Dusting Off My Feet

I recently had the honor of seeing one of my favorite bands perform at a small Sunday gathering hosted by The Great Company. Between songs, Alex Hwang of Run River North stopped to share his thoughts on music and artistry. I've spent the last few weeks and months chewing and wrestling, only to discover now, as I write this post, why his words made such an impact on me.

Artistry is such a unique thing of the world, one that I'm still completely unfamiliar with. The frustrating thing is that I'm beginning to realize that this may be the eternal struggle. An artist never finds the end to his or her problems or concerns, and it's in the process within that plight that results in our best coming forward.

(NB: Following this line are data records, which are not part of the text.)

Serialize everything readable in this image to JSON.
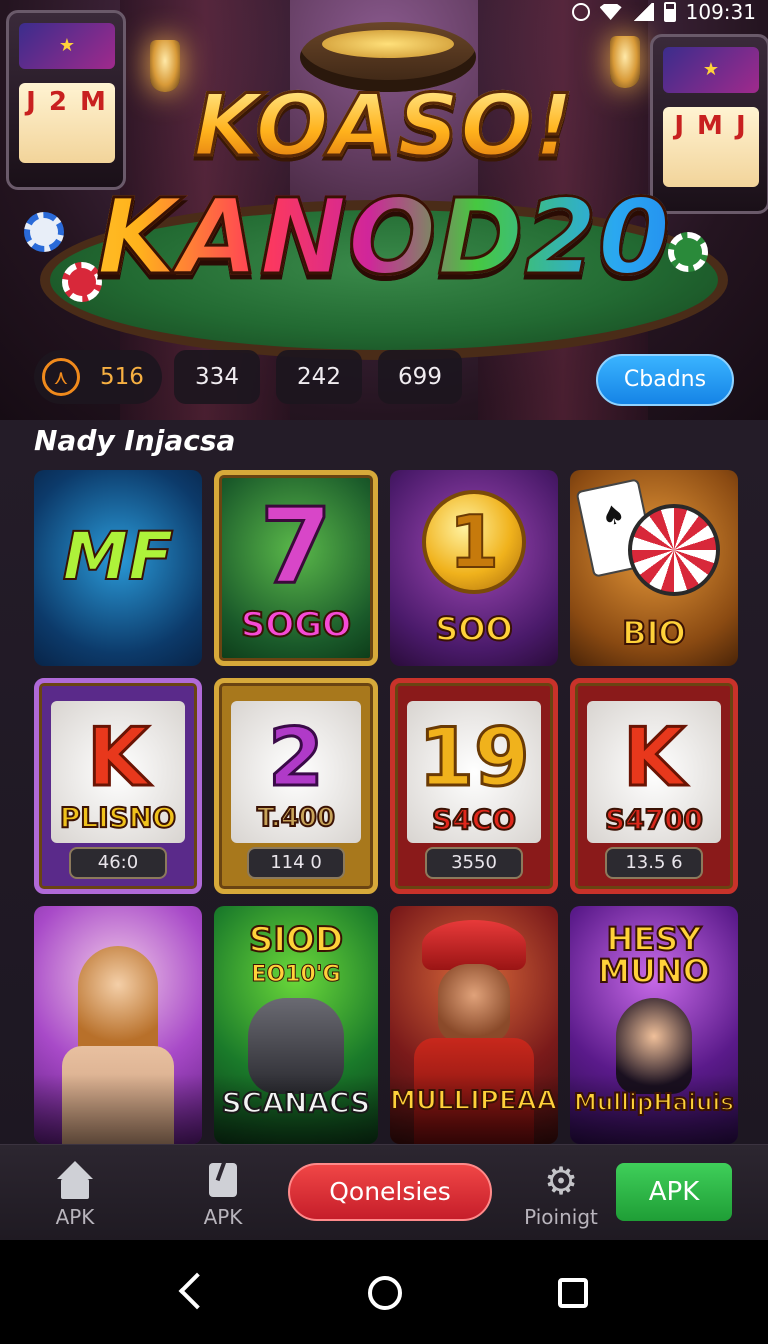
{
  "status_bar": {
    "time": "109:31"
  },
  "hero": {
    "title_line1": "KOASO!",
    "title_line2": "KANOD20"
  },
  "stats": {
    "first_value": "516",
    "values": [
      "334",
      "242",
      "699"
    ],
    "claim_label": "Cbadns"
  },
  "section": {
    "title": "Nady Injacsa"
  },
  "row1": [
    {
      "label": "MF"
    },
    {
      "glyph": "7",
      "label": "SOGO"
    },
    {
      "glyph": "1",
      "label": "SOO"
    },
    {
      "label": "BIO"
    }
  ],
  "row2": [
    {
      "glyph": "K",
      "label": "PLISNO",
      "value": "46:0"
    },
    {
      "glyph": "2",
      "label": "T.400",
      "value": "114 0"
    },
    {
      "glyph": "19",
      "label": "S4CO",
      "value": "3550"
    },
    {
      "glyph": "K",
      "label": "S4700",
      "value": "13.5 6"
    }
  ],
  "row3": [
    {
      "label": ""
    },
    {
      "label_top": "SIOD",
      "label_sub": "EO10'G",
      "label": "SCANACS"
    },
    {
      "label": "MULLIPEAAS"
    },
    {
      "label_top": "HESY",
      "label_sub": "MUNO",
      "label": "MullipHaiuis"
    }
  ],
  "bottom_nav": {
    "home_label": "APK",
    "doc_label": "APK",
    "center_button": "Qonelsies",
    "settings_label": "Pioinigt",
    "apk_button": "APK"
  },
  "colors": {
    "accent_blue": "#1f94f2",
    "accent_red": "#e03a3a",
    "accent_green": "#2fb84a",
    "gold": "#d7a93a"
  },
  "icons": [
    "sync-icon",
    "wifi-icon",
    "signal-icon",
    "battery-icon",
    "timer-icon",
    "home-icon",
    "document-icon",
    "gear-icon",
    "back-icon",
    "home-circle-icon",
    "recents-icon"
  ]
}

But what I learned from Run River North that night is that as an artist, you have no control over what happens to your creation once it leaves your mouth and/or your hands. How it's interpreted, how it's received, and how it impacts and affects a person isn't completely within your hands. More importantly, it shouldn't be the focus.

That lesson however, as serving and thoughtful as it was and has been, wasn't what impacted me. What I realized today is that I never considered myself an artist. I've only considered myself a fan. 

As most young adults in their mid-twenties. I've been spending a lot of time exploring and reconciling past memories. I've been searching, asking questions, looking for language to help me understand who I've become and perhaps shape who I'm becoming. And throughout moments in my life, I recall humble memories of childhood bravery. Glimmers of unapologetic expression of honest vulnerability, then overshadowed by pressures of society.

I've been wrestling a lot. Days have been stressful and anxious as I struggle to find where I fit and belong in this world. I realized I never committed myself in identity to being an artist. I always allowed the voices of those braver to speak on behalf of me. I look back into my childhood: scribbling poems on my xanga, singing on guitars, replaying my audio journals on my brothers tape recorder. I ask myself if I'm half the man I was as a child.

More recently, I returned from a year-long adventure around the world. I look back and I realize that I spent whatever I had, raised all I needed, and drove myself as deep into debt as I could in regards to my credit limits (which isn't a lot) just to find a moment. 

The image above is the picture that changed my life. I look back and I know now, this image was that moment.

It's the photo I keep coming back to, and it's the one that means the most to me. 

Despite the lack of story or drama behind it, I realize it doesn't matter. And like most things in life, it's better to preserve joy in simplicity. This moment changed me, and I was fortunate enough to have captured it perfectly and technically. And every time I press down on the shutter, I compare that millisecond to the happiness and anticipation that I felt when I snapped this.

Sifting through these old raws, I realized I only shared a fraction of what I had because I focused on the reception of them. Thinking through my past, I find deep and provoking words unspoken, words and moments subjugated under the courage of other men and women. I hid, and found refuge and comfort in their journey to express the best parts of themselves: their humanity.

2016 is the year dedicated to the child I neglected for so long. It's the year of middle fingers to public perception, and social acceptance. I feel as though that the only way that I can progress forward is by giving a voice to my past, and shedding light on places I was ashamed.

I'll start with what's in front of me: my travels. I hope you like the images. I hope they move you and take you somewhere like they take me back to mosquitos, humidity, food-poisoning. 

And if you don't... Well, it's practice for me not to give a damn. 

Cheers to closing off chapters, finishing well even if it's finishing late, and dusting off your feet and continuing this journey through life.

The shoes you wear through life won't always be the same, but neither will the paths you take.